How Glooskap changed Certain Saucy Indians into Rattlesnakes. (Passamaquoddy.) You know At-o-sis, the Snake. Well, the worst of all is Rattlesnake. Long time ago the Rattlesnakes were saucy Indians. They were very saucy.
They had too much face. They could not. Buy this Book at The Algonquin Legends of New England, by Charles G. Leland, , at How Lox told a Lie.
(Passamaquoddy.) Lox had a brother, who had married a red squaw. When she was touched the red color rubbed off. The brother kept this wife in a box. Create an account or log into Facebook. Connect with friends, family and other people you know.
Share photos and videos, send messages and get updates. Passamaquoddy of Indian Township live on the largest Indian reservation in the State, located on the west branch of the St. Croix River our ties to the Earth are interwoven with our culture.

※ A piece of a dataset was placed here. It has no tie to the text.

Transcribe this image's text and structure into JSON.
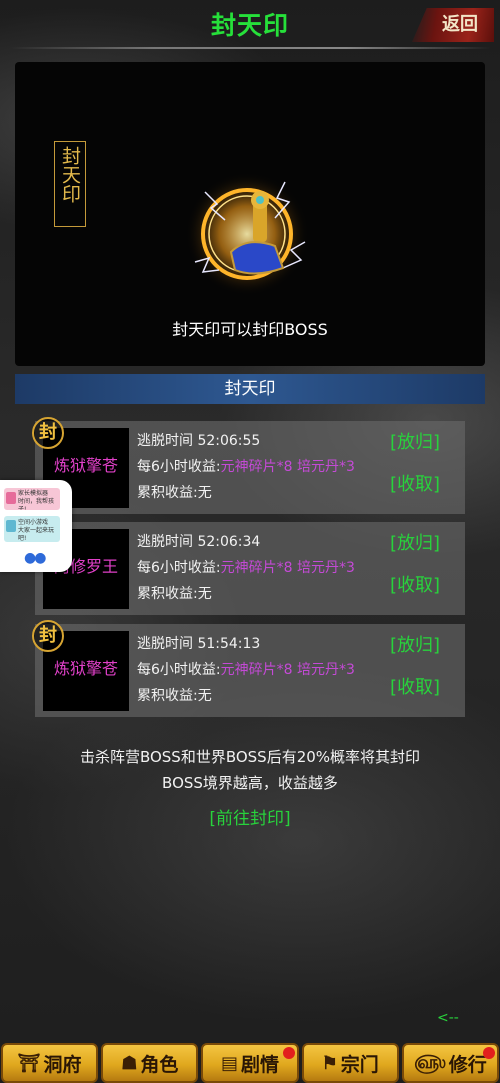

The population in our community now is at the level. Over 60 % of our population is under the age of Our Grammar school has an attendance of Malecite and Passamaquoddy Tales, ed. by Edward D. Ives (HTML at Maine) In Indian Tents: Stories Told by Penobscot, Passamaquoddy and Micmac Indians to Abby L.
Alger, by Abby Langdon Alger (Gutenberg ebook) Passamaquoddy Texts, ed. by John Dyneley Prince (Gutenberg ebook) Items below (if any) are from related and broader terms.Skicinuwi-Wahant and W'skidcinwi Wahant are Maliseet-Passamaquoddy translations of "Indian Devil," which was a common name for Lox among English speakers.
Lox usually demonstrates inappropriate social behavior like gluttony, rudeness, impatience, and a bad temper, but in some stories he also plays the role of a deadly monster for humans to.